Your instructions:
Copy each line from the data that has the word "text" in it.

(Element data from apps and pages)
Content starts
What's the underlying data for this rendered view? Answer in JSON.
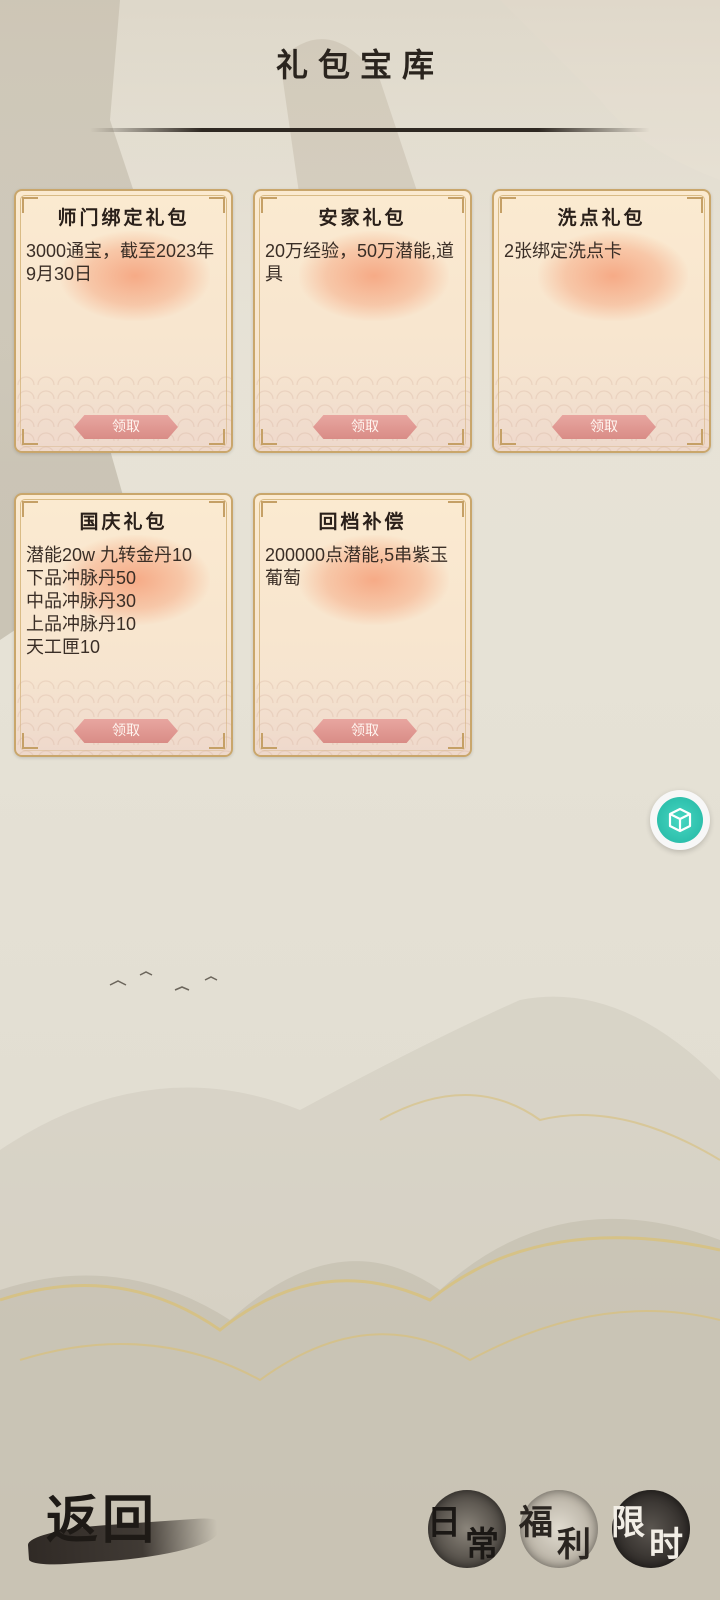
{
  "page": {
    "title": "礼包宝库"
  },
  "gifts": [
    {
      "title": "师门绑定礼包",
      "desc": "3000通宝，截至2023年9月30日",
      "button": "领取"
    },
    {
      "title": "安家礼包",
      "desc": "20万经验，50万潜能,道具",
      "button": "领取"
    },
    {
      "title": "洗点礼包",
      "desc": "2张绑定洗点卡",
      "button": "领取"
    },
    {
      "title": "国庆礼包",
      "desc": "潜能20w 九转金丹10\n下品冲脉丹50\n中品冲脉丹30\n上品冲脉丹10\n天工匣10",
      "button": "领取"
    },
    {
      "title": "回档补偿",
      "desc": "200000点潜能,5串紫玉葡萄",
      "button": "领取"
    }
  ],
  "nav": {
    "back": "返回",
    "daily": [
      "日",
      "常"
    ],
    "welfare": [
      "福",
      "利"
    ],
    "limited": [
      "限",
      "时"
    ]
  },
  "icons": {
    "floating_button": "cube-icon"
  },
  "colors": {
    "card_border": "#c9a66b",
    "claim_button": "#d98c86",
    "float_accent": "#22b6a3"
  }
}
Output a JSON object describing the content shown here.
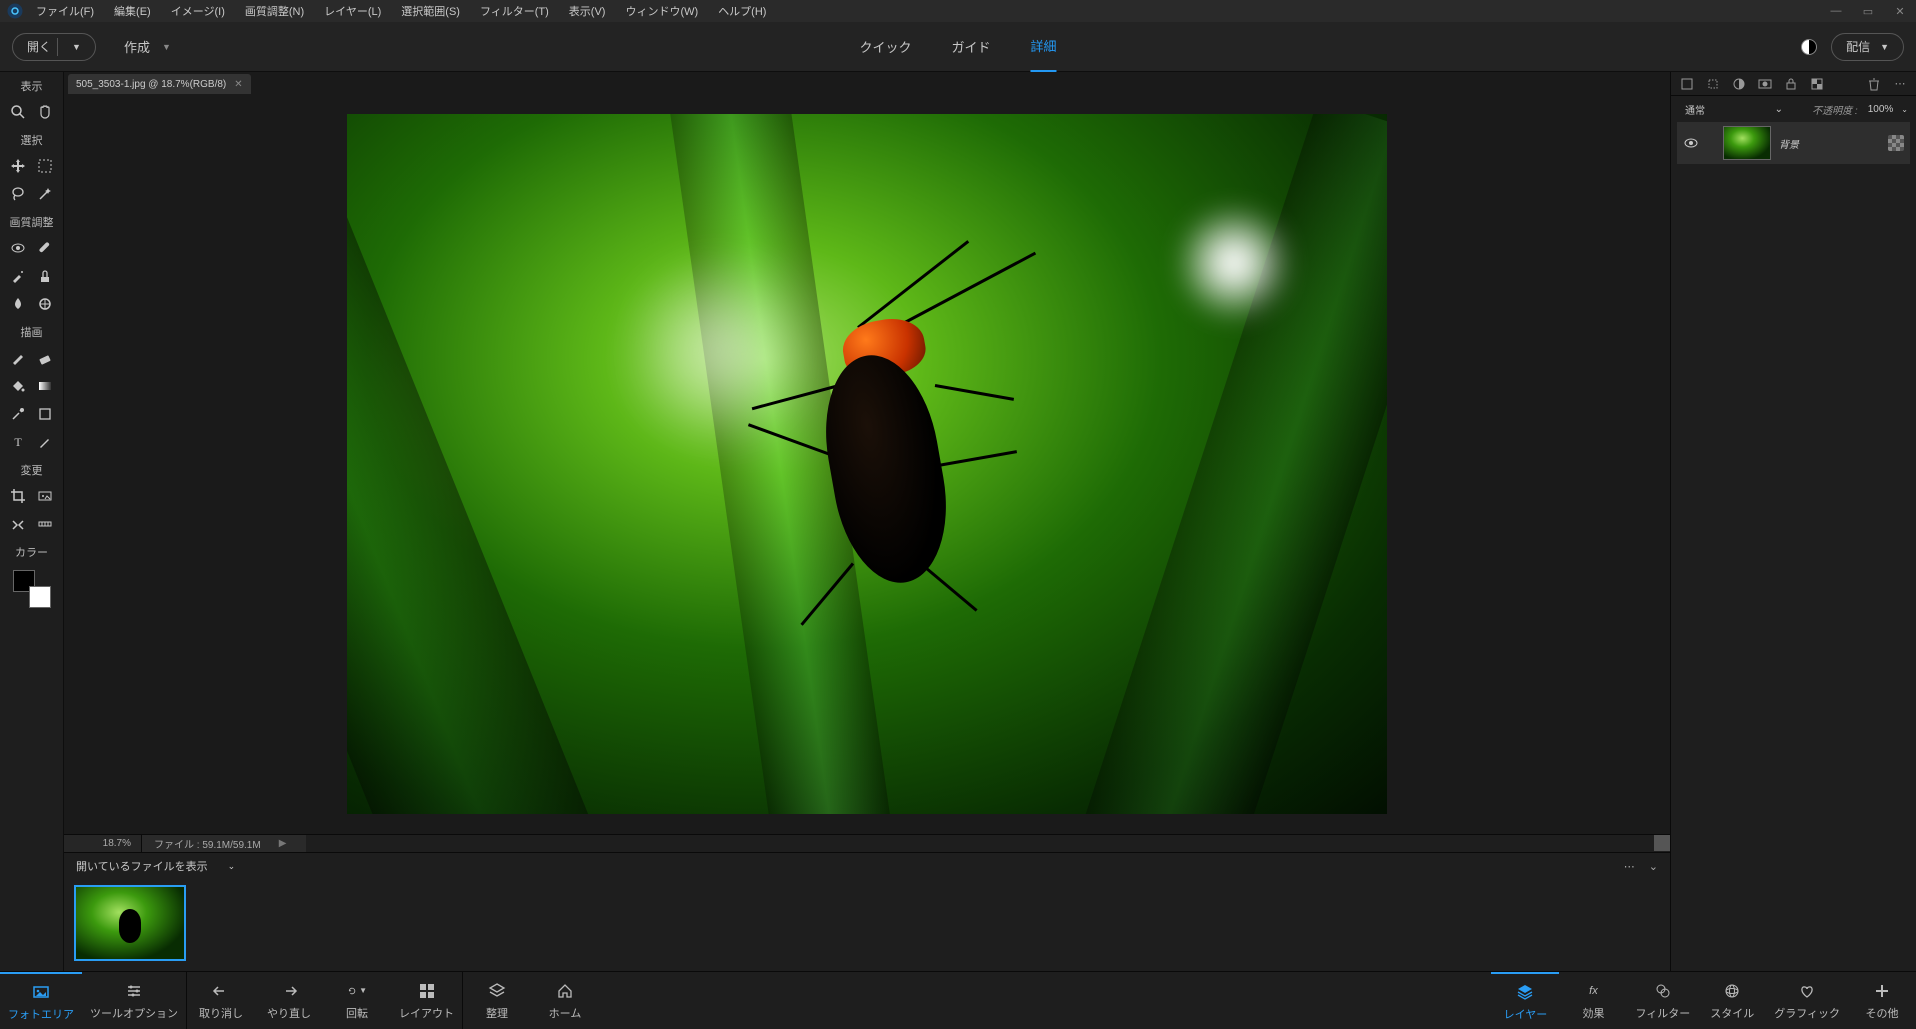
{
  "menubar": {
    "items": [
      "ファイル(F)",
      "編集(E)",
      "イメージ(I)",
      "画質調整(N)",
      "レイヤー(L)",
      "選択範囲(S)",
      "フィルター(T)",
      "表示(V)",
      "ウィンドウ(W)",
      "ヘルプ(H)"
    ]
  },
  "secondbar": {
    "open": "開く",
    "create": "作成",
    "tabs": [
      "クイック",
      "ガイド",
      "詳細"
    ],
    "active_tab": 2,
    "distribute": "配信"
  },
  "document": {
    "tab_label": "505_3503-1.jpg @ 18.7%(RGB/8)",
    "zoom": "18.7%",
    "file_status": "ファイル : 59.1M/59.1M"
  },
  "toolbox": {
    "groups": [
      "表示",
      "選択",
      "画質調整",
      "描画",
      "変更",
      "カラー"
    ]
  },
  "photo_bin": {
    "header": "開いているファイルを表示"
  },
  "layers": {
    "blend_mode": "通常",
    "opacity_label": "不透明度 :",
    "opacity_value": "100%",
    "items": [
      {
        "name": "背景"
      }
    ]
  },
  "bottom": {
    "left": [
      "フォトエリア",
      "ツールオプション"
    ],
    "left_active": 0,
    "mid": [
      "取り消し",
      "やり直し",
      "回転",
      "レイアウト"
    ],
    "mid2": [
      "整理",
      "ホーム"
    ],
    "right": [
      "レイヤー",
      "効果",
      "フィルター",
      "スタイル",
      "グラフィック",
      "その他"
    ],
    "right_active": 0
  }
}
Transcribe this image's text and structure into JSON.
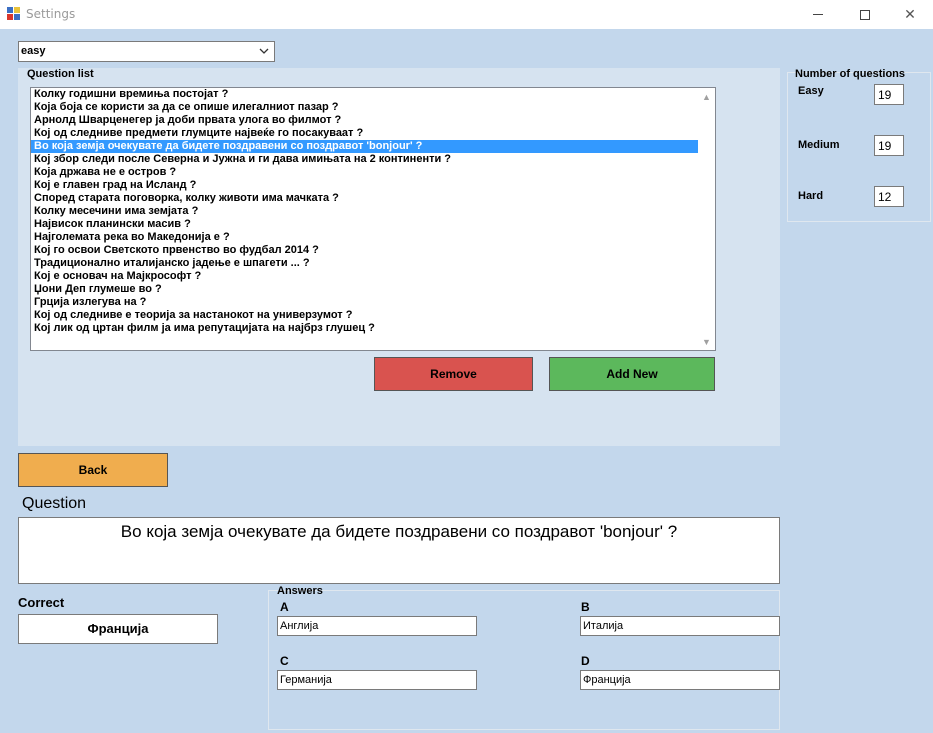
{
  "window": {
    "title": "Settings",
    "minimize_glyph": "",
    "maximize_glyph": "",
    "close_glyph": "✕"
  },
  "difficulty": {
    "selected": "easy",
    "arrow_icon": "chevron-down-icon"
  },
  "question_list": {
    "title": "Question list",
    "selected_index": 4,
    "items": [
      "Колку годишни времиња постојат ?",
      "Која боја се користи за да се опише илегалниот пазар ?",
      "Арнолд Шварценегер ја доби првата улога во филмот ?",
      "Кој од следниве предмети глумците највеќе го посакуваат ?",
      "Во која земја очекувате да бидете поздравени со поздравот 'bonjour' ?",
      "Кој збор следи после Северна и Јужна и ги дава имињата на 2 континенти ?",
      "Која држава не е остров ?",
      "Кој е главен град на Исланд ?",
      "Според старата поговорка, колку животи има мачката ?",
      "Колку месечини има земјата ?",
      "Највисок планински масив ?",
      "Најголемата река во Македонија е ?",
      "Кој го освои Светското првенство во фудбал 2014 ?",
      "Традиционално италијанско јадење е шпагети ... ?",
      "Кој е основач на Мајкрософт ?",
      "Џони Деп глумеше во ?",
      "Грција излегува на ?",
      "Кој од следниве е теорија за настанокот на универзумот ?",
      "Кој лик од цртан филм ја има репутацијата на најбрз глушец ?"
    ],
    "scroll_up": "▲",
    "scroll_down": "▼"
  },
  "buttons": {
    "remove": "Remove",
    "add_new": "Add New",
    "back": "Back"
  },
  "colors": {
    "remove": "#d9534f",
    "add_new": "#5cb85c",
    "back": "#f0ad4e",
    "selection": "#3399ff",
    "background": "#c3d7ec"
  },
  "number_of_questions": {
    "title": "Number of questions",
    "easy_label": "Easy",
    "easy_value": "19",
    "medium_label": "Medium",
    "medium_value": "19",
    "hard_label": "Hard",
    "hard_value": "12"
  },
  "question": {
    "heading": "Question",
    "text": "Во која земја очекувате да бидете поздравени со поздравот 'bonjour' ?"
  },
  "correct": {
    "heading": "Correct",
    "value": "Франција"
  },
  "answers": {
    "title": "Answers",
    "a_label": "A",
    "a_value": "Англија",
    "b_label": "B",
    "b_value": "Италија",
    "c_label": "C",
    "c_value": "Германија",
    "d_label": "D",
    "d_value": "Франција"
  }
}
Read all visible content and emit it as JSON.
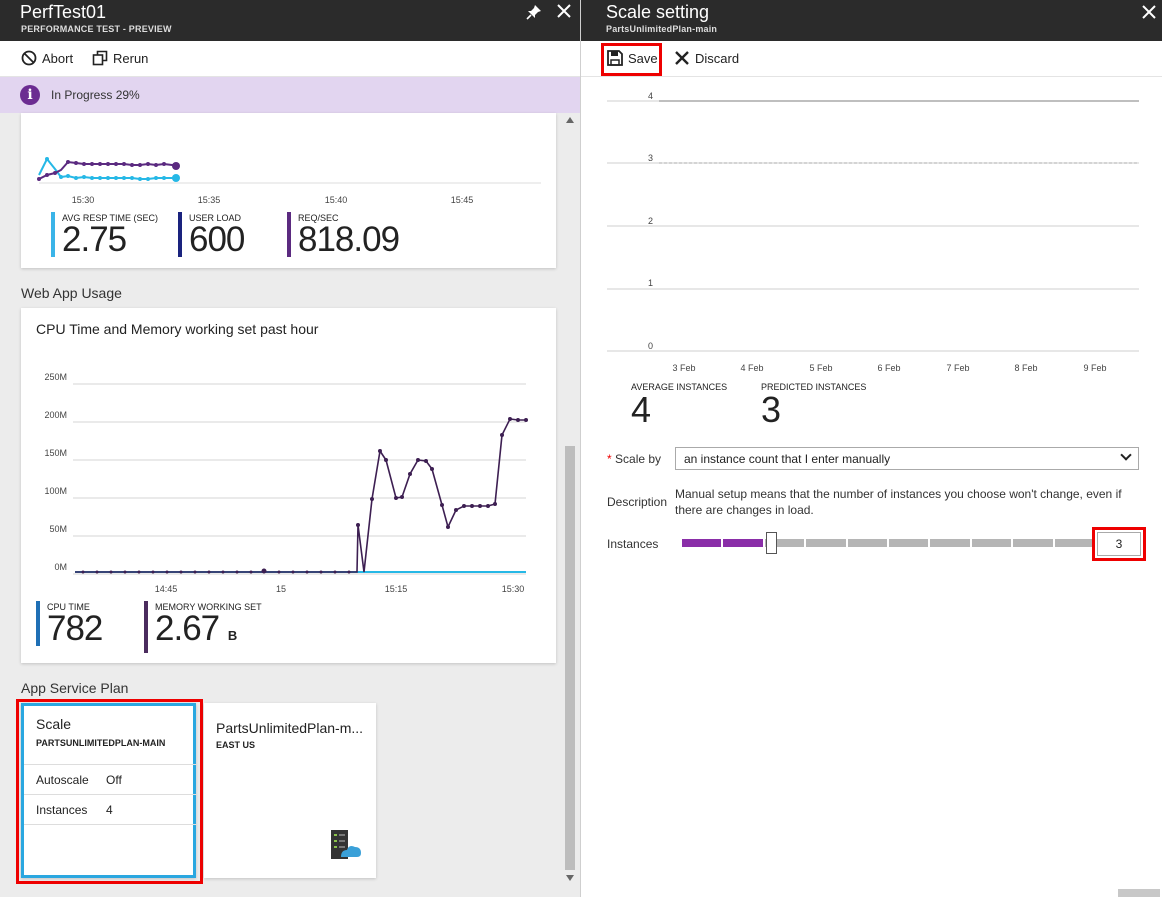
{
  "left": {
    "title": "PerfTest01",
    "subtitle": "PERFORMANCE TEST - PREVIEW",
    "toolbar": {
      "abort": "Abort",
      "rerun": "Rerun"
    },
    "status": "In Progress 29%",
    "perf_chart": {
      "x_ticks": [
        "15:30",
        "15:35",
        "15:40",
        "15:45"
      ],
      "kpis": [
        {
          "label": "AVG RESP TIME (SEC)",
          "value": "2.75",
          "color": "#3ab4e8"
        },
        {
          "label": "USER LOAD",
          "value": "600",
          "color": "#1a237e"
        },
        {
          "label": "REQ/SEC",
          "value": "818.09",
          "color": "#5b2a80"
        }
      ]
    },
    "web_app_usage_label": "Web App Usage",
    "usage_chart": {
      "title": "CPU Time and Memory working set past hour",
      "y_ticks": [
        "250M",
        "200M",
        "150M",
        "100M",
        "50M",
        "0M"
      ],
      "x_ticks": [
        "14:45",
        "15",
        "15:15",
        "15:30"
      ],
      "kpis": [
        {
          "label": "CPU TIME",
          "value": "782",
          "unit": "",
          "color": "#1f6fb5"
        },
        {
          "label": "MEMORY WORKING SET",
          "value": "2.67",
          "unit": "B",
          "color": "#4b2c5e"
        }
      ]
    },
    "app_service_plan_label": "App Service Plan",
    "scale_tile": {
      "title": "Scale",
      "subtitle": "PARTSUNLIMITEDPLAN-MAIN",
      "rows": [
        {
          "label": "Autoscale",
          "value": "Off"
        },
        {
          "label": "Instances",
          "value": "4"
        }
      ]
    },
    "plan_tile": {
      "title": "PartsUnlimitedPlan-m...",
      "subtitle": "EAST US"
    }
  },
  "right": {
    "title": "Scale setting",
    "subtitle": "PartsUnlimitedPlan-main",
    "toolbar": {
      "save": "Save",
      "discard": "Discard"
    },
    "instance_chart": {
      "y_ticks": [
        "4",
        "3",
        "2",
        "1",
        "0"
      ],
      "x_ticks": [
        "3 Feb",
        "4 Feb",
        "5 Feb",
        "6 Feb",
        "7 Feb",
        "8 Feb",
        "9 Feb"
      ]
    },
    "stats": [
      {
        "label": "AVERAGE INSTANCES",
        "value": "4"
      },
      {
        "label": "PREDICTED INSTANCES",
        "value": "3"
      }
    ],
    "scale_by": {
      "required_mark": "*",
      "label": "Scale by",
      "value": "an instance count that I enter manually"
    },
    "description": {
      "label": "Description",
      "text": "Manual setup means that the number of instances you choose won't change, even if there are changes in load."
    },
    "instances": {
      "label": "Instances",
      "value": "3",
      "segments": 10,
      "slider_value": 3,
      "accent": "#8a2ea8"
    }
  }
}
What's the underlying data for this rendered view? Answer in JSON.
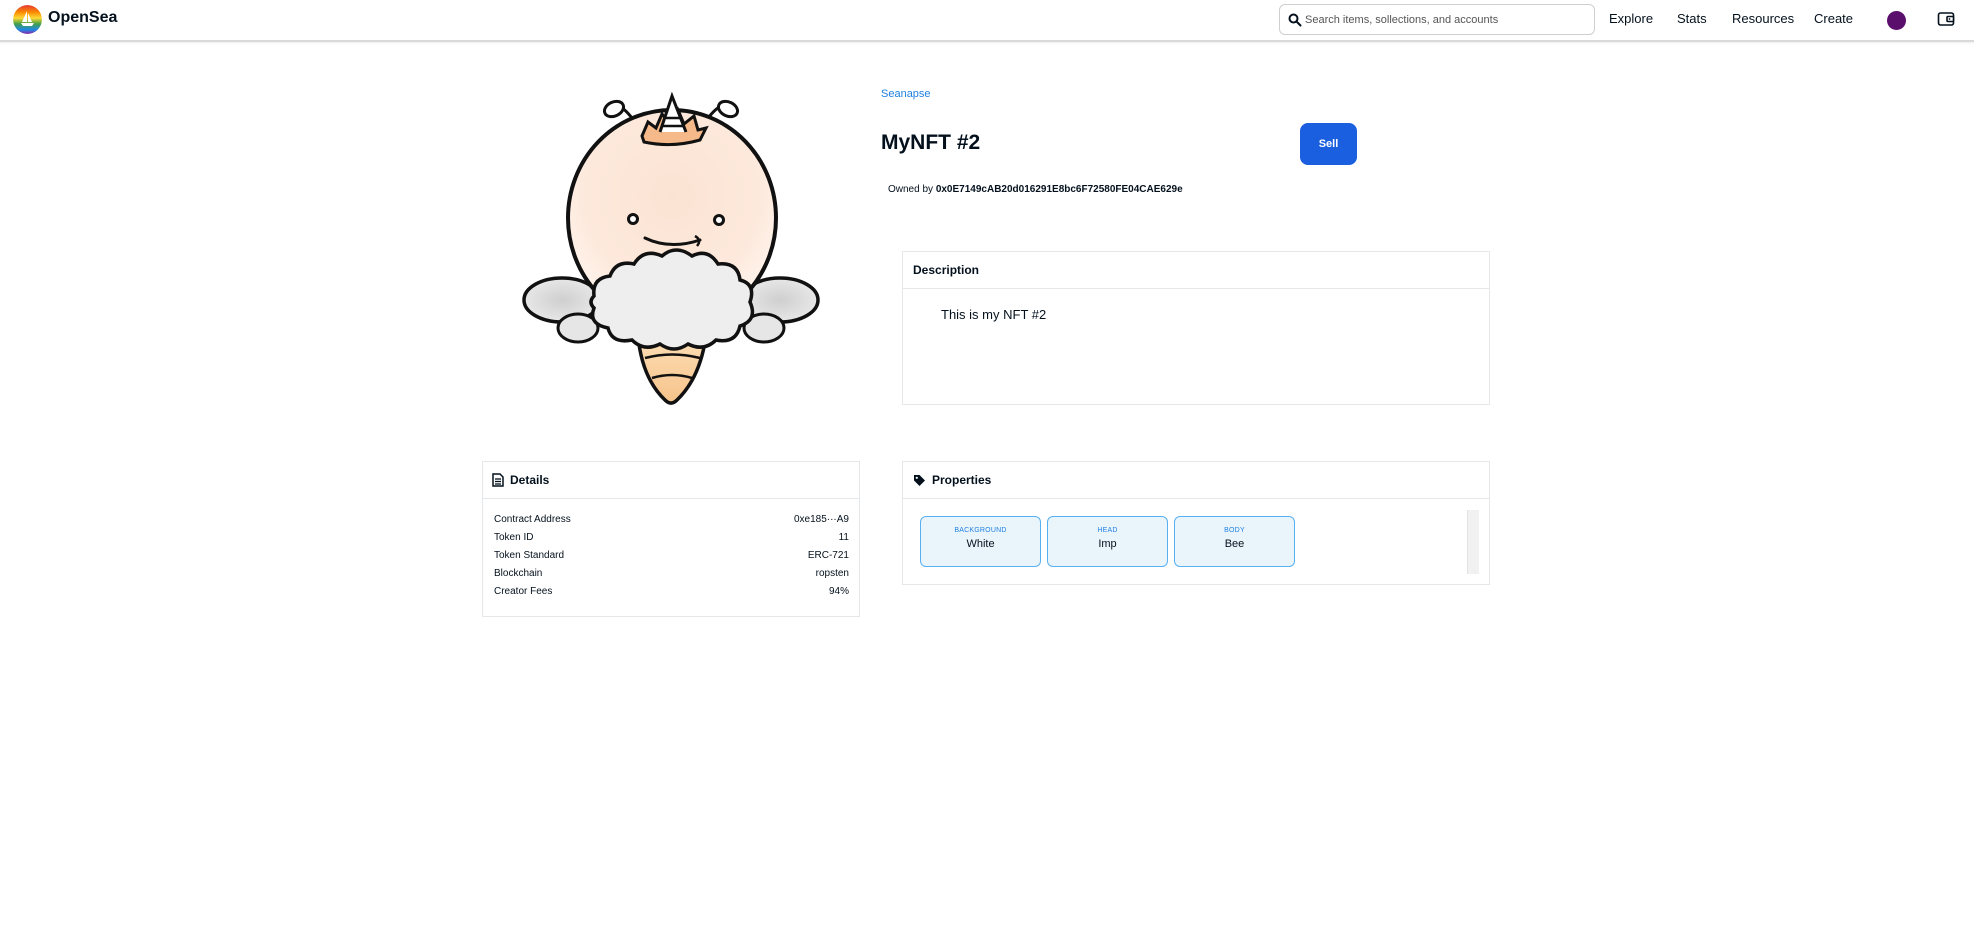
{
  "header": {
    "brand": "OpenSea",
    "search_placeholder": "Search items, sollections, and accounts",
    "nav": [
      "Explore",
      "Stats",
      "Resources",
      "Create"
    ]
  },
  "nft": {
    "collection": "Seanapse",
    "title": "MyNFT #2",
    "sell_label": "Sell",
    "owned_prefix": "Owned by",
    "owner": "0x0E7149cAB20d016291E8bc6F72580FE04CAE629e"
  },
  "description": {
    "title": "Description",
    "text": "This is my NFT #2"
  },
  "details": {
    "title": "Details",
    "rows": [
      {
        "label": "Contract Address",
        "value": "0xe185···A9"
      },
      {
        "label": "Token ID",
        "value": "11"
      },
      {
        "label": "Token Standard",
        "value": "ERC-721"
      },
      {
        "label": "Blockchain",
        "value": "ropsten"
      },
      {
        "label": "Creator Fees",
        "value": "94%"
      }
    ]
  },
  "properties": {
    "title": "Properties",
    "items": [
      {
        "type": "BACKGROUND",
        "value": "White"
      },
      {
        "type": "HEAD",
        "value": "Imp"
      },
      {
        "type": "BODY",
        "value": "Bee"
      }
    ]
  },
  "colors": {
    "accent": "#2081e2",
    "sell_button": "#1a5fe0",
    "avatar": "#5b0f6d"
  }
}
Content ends
Result of the task:
Transcribe this image's text and structure into JSON.
    "text": "Во која земја очекувате да бидете поздравени со поздравот 'bonjour' ?"
      "text": "Manual setup means that the number of instances you choose won't change, even if there are changes in load."
    "text": "This is my NFT #2"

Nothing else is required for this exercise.